Item Type:Article
Related URLs:
URLURL TypeDescription ReadCube access InCaltech News
Sharma, Saransh0000-0002-5052-4932
Srinivasan, Shriya S.0000-0002-2508-1324
Ishida, Keiko0000-0003-0894-296X
Jenkins, Josh0000-0001-7698-9888
Aghlmand, Fatemeh0000-0002-5103-9314
Swift, Margaret B.0000-0001-9610-0687
Shapiro, Mikhail G.0000-0002-0291-4215
Traverso, Giovanni0000-0001-7851-4077
Emami, Azita0000-0002-6945-9958
Additional Information:© 2023 Nature Publishing Group. We acknowledge the contribution of Standard Technology Inc. (FL) in the assembly of gradient coils. We are grateful to the members of MICS Lab (Caltech) for insightful comments and discussions. This research was funded in part by the National Science Foundation under grant 1823036 (A.E. and M.G.S.); in part by the Rothenberg Innovation Initiative under grant 101170 (A.E. and M.G.S.); in part by the Heritage Medical Research Institute under grant 150901 (A.E. and M.G.S.); and in part by a grant from the Karl van Tassel (1925) Career Development Professorship, the Department of Mechanical Engineering at MIT (G.T.). K.B.R. was supported by the National Institute of Diabetes and Digestive and Kidney Diseases (NIDDK) of the National Institutes of Health (NIH) under award no. F32DK122762 and the Division of Engineering at New York University, Abu Dhabi. These authors contributed equally: Saransh Sharma, Khalil B. Ramadi. These authors jointly supervised this work: Mikhail G. Shapiro, Giovanni Traverso, Azita Emami. Contributions. S.S., K.B.R., N.H.P., S.S.S., M.G.S., G.T. and A.E. conceived and designed the research. S.S. designed and assembled the iMAG devices, EM coils for gradient generation and all the electronics. S.S. performed all the in vitro characterization and localization experiments. K.B.R., S.S. and S.S.S. performed the in vivo characterization and localization experiments. N.H.P. and S.S. programmed the nRF chipset on iMAG and the receiver. S.S. performed all the data processing. K.I., J.K. and J.J. helped during the in vivo experiments. F.A. helped with the iMAG PCB design. M.B.S. helped during the in vitro characterization. S.S. wrote the manuscript, with input from all the other authors. M.G.S., G.T. and A.E. supervised the research. Data availability. The data that support the findings of this study are available from the corresponding authors upon reasonable request. Code availability. Codes used in this study are available from the corresponding authors upon request. Competing interests. S.S., M.G.S. and A.E. have joint US patents (20,210,137,412 and 11,457,835 B2) on the localization and magnetic-field generation concepts. M.G.S. and A.E. are founding members of Tychon Technologies. All the other authors declare no competing interests.

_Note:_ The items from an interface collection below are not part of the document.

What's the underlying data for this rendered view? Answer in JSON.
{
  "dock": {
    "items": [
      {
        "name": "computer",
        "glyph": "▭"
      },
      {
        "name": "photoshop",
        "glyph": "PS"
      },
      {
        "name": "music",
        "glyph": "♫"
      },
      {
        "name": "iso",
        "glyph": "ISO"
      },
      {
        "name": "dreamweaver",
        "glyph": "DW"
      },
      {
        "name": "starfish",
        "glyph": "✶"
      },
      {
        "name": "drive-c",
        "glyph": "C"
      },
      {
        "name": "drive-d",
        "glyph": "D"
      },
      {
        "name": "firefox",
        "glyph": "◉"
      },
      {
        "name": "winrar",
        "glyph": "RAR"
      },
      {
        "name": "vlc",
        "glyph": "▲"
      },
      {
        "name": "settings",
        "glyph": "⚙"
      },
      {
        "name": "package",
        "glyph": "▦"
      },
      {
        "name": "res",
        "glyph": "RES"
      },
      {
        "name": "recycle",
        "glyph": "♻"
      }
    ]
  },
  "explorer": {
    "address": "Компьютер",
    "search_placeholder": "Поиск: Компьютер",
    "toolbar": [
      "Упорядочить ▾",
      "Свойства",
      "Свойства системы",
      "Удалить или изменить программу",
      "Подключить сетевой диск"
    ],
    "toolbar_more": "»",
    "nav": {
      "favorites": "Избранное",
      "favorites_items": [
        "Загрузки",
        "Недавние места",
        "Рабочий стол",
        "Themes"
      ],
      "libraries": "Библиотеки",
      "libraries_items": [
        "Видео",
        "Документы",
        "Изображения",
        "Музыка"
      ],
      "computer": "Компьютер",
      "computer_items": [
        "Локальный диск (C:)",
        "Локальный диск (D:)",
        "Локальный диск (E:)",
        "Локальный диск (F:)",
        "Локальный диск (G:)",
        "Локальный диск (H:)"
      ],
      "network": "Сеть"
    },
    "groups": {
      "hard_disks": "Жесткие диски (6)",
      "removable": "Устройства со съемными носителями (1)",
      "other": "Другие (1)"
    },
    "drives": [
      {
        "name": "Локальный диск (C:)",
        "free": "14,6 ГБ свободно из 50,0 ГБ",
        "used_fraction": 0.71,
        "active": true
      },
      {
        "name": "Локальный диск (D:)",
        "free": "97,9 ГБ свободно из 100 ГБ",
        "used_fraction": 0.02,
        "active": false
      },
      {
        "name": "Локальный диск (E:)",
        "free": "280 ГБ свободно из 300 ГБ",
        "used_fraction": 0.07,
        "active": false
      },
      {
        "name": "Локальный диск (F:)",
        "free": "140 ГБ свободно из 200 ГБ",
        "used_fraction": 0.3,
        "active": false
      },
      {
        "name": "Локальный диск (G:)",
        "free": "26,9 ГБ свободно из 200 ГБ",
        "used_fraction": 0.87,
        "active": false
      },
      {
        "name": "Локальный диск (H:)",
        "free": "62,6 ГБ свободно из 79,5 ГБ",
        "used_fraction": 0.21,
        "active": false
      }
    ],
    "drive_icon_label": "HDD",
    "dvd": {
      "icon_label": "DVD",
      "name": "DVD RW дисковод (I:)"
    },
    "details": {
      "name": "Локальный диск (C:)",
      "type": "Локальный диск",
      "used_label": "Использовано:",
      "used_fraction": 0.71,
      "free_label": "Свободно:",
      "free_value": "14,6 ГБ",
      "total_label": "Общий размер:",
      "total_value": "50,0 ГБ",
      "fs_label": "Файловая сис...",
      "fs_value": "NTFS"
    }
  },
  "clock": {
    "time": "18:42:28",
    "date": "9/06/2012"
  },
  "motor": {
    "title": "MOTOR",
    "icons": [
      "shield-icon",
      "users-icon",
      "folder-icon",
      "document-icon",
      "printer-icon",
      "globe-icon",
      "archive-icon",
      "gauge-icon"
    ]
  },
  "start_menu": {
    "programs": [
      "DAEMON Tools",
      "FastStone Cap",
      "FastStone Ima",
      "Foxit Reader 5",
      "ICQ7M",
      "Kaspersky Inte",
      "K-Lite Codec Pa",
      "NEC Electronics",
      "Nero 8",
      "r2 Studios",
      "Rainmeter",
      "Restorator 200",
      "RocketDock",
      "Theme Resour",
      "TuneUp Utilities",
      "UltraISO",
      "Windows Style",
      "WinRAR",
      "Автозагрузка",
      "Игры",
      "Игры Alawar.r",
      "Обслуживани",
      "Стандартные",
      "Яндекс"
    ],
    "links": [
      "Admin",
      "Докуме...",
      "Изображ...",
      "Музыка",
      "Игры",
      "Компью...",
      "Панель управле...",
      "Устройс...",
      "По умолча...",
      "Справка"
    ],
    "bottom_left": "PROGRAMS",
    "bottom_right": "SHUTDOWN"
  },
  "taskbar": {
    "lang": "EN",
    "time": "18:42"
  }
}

Group:Heritage Medical Research Institute, Tianqiao and Chrissy Chen Institute for Neuroscience
Funding AgencyGrant Number
Rothenberg Innovation Initiative (RI2)101170
Heritage Medical Research InstituteHMRI-15-09-01
Massachusetts Institute of Technology (MIT)UNSPECIFIED
NIH Postdoctoral FellowshipF32DK122762
Issue or Number:3
Record Number:CaltechAUTHORS:20230214-651108000.1
Persistent URL:
Usage Policy:No commercial reproduction, distribution, display or performance rights in this work are provided.
ID Code:119259
Deposited By: George Porter
Deposited On:14 Feb 2023 20:45
Last Modified:09 May 2023 19:26

Repository Staff Only: item control page